    TB case management includes assignment of primary responsibility for TB patients to public health staff, systematic regular review of patient progress, and development of plans to address barriers to patient adherence to therapy. An important component of TB case management is directly observed therapy.
    Contact Investigation.
    In contact investigation, persons exposed to someone with infectious TB disease are identified and evaluated for TB disease and latent TB infection. Contacts are at high risk for infection, and if infected recently, are also at high risk for developing TB disease. Contacts can be given treatment to reduce their risk of developing active TB.
    Directly Observed Therapy (DOT).
    Trained health care workers observe TB patients take every dose of the prescribed drugs. DOT is the most effective strategy for ensuring patients take all of their medicine and complete full courses of appropriate therapy. DOT is the standard of care for all TB patients in New York State.
    Laboratory Services.
    Mycobacteriology laboratories confirm the diagnosis in persons with active TB disease and aid in assessing patients' infectiousness and response to TB therapy.
    Targeted Testing and Treatment of Latent TB Infection.
    Targeted testing identifies those at highest risk for progression from latent infection to active TB who may benefit most from treatment. Priorities include persons at risk due to certain medical conditions, as well as those who live in settings or communities, or have immigrated from countries where TB is more prevalent.
    Prevention of TB transmission in Healthcare Settings
    Comprehensive infection control includes administrative controls (procedures for detecting and managing persons with possible active tuberculosis disease and for education and screening of health care workers), environmental controls (appropriate use and maintenance of airborne infection and isolation rooms and other ventilation measures), and respiratory-protection controls (appropriate use of respirators in settings with increased risk for TB exposure).

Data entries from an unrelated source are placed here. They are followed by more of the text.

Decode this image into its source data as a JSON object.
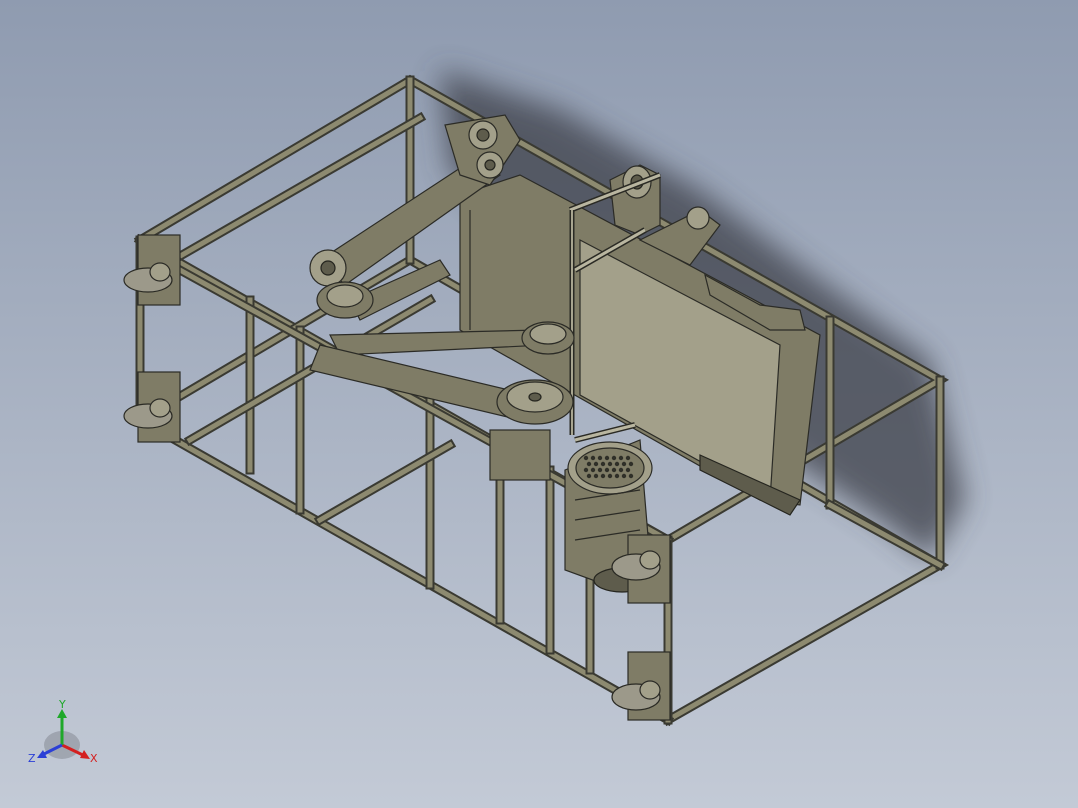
{
  "viewport": {
    "background_top": "#8f9bb0",
    "background_bottom": "#c3cad6",
    "model_color": "#7f7c66",
    "edge_color": "#2a2a24"
  },
  "model": {
    "parts": [
      "frame",
      "motor",
      "pulleys",
      "v-belts",
      "linkage-arms",
      "tank",
      "pillow-block-bearing",
      "shaft",
      "casters"
    ]
  },
  "triad": {
    "y_label": "Y",
    "x_label": "X",
    "z_label": "Z",
    "x_color": "#d42020",
    "y_color": "#1fa82a",
    "z_color": "#2b3fd6"
  }
}
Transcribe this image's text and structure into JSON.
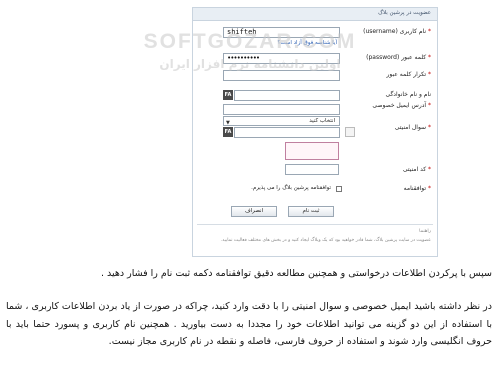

  • Adherence to Treatment for Latent Tuberculosis Infection: A Manual for Health Care Providers, Charles P. Felton National Tuberculosis Center.
  • Controlling Tuberculosis in the United States, Recommendations from the American Thoracic Society, CDC, and the Infectious Diseases Society of America, 2005. MMWR. 2005; 54:1-81.
  • Directly Observed Therapy (DOT) Training Curriculum for TB Control Programs, Francis J. Curry National Tuberculosis Center.
  • Guidelines for the Diagnosis of Latent Tuberculosis Infection for the 21st Century, New Jersey Medical School National Tuberculosis Center.
  • Guidelines for Initiating a School-Based Directly Observed Therapy Program, New Jersey Medical School National Tuberculosis Center.
  • Guidelines for the Investigation of Contacts of Persons with Infectious Tuberculosis, Recommendations from the National Tuberculosis Controllers Association and CDC, 2005. MMWR. 2005: 54:1-47.
  • Guidelines for Preventing the Transmission of Mycobacterium tuberculosis in Health-Care Settings, 2005. MMWR. 2005; 54:1-141.
  • Improving Completion Rates for Treatment of Latent TB Infection in Children and Adolescents, Charles P. Felton National Tuberculosis Center.
  • Improving Treatment Completion for Latent Tuberculosis Infection among Health Care Workers, Charles P. Felton National Tuberculosis Center.
  • Treatment of Tuberculosis, American Thoracic Society, CDC, and the Infectious Diseases Society of America, 2003. MMWR. 2003; 52:1-77.
  • Tuberculosis Case Management for Nurses: Self-Study Modules, New Jersey Medical School National Tuberculosis Center.

Return on Investment

Disease Control Priorities Project, Cost Effective Interventions.
Developed by the World Bank, this application allows users to see cost-effectiveness of a number of interventions. For tuberculosis, choose the criteria from the drop down menu.


Partners include federal, state, and local TB programs and community partner organizations that are engaged in TB prevention and control activities.

More Information

New York State Department of Health
Bureau of Tuberculosis Control
Room 840, Corning Tower, Empire State Plaza
Albany, NY 12237-0669
Telephone: (518)474-4845
Fax: (518) 473-6164